April 03, 2007 at 10:25 am | | Comments 0

Setting Stop Loss Levels and Profit Targets

The perfect entry is a lot easier to find than the perfect exit. Just look at your last few trades, because while you might be able to pick out a well-defined chart pattern to determine a trade entry, it’s never quite as easy to nail the exit. (Which is another reason that cleaner is better when it comes to charts.)

When speaking of exits, it’s important to always remember that perfection isn’t required to do well in trading. To turn steady profits in our accounts, we don’t have to sell the top. What we DO need to strive for is giving ourselves the best chance for a timely exit, win or lose.

When to Update Stops and Targets

I set key levels for my nightly swing trading candidates in the evening, including both stops and targets. The market is obviously closed, and that’s no coincidence. I’m in the right frame of mind and I’m unbiased (in the case of new positions). I am also unable to immediately act (in the case of existing positions), which removes emotion from the equation. That means I get to think through what I need to do, without the concerns or the pressure of a market which may be fast on the move!

Benefits of Evening Adjustments

Updating stop loss levels and targets in the evening (outside of market hours) can do wonders for your psyche, which in turn can do wonders for your trading. You make your decisions in a level-headed state of mind, you set your conditional orders, and you let your game plan play out. Setting my stops and targets outside of market hours has made the trading sessions much more relaxing for me, without diminishing the importance of my trading.

Now, I’m certainly not saying that your trades shouldn’t be important to you. They should be – it’s your money on the line! A subscriber of my service recently mentioned this to me via email, noting that they “are always worried” about their positions. Put it this way…..while some level of interest/concern in your trades is healthy, if you’re too anxious about it, the trade is probably too big. That is another topic altogether, but the point I’m trying to make is that if you feel like your decision-making could stand some improvement, consider setting your key levels outside of market hours.
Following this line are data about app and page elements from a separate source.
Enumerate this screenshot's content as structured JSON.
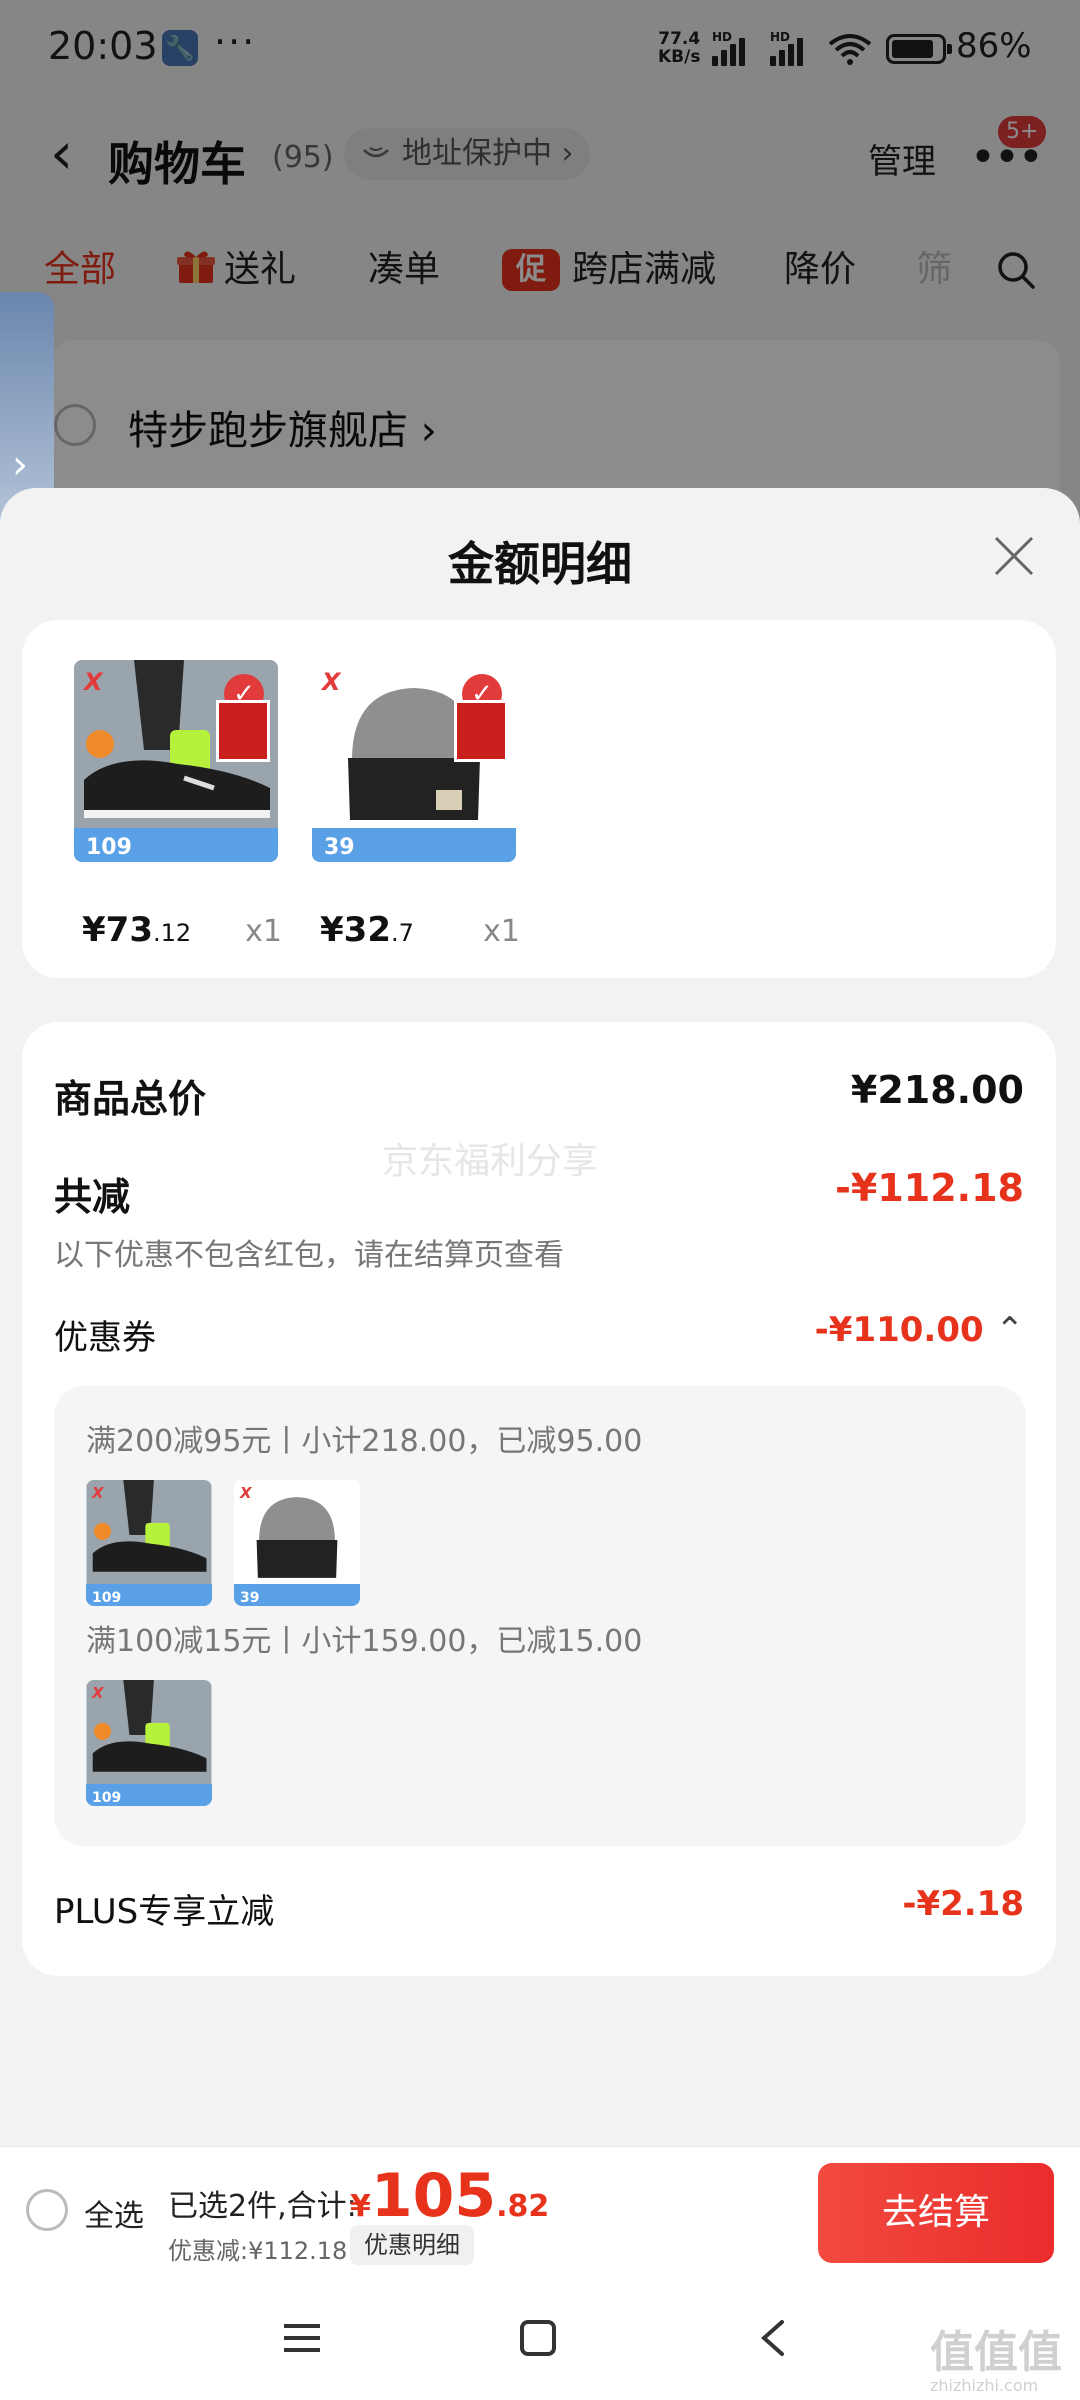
{
  "status_bar": {
    "time": "20:03",
    "dots": "···",
    "net_speed_value": "77.4",
    "net_speed_unit": "KB/s",
    "hd1": "HD",
    "hd2": "HD",
    "wifi_num": "6",
    "battery_percent": "86%",
    "battery_level": 0.86
  },
  "header": {
    "back_icon": "chevron-left-icon",
    "title": "购物车",
    "count": "(95)",
    "address_protect": "地址保护中",
    "manage": "管理",
    "more_badge": "5+"
  },
  "tabs": [
    {
      "label": "全部",
      "active": true
    },
    {
      "label": "送礼",
      "icon": "gift-icon"
    },
    {
      "label": "凑单"
    },
    {
      "label": "跨店满减",
      "icon": "促"
    },
    {
      "label": "降价"
    },
    {
      "label": "筛"
    }
  ],
  "store": {
    "name": "特步跑步旗舰店"
  },
  "sheet": {
    "title": "金额明细",
    "products": [
      {
        "name": "sneaker",
        "price_int": "¥73",
        "price_dec": ".12",
        "qty": "x1",
        "tag": "109",
        "brand": "X"
      },
      {
        "name": "knit-hat",
        "price_int": "¥32",
        "price_dec": ".7",
        "qty": "x1",
        "tag": "39",
        "brand": "X"
      }
    ],
    "total_label": "商品总价",
    "total_value": "¥218.00",
    "watermark": "京东福利分享",
    "reduce_label": "共减",
    "reduce_value": "-¥112.18",
    "reduce_note": "以下优惠不包含红包，请在结算页查看",
    "coupon_label": "优惠券",
    "coupon_value": "-¥110.00",
    "coupon_groups": [
      {
        "text": "满200减95元丨小计218.00，已减95.00",
        "items": [
          "109",
          "39"
        ]
      },
      {
        "text": "满100减15元丨小计159.00，已减15.00",
        "items": [
          "109"
        ]
      }
    ],
    "plus_label": "PLUS专享立减",
    "plus_value": "-¥2.18"
  },
  "bottom_bar": {
    "select_all": "全选",
    "summary": "已选2件,合计:",
    "currency": "¥",
    "total_int": "105",
    "total_dec": ".82",
    "discount": "优惠减:¥112.18",
    "detail_chip": "优惠明细",
    "checkout": "去结算"
  },
  "watermark_brand": {
    "text": "值值值",
    "sub": "zhizhizhi.com"
  },
  "colors": {
    "accent": "#e8331c",
    "checkout_bg": "#ee3b36"
  }
}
You’ll find your level of stress is lowered and you’ll have greater confidence in your trades because your job during the regular session is purely about executions – not fretting over when to buy or sell!

Jeff White
President, The Stock Bandit, Inc.

[tags]Stock Market, Day Trading, Stock Trading, Investing, Swing Trading[/tags]

Sorry, comments for this entry are closed at this time.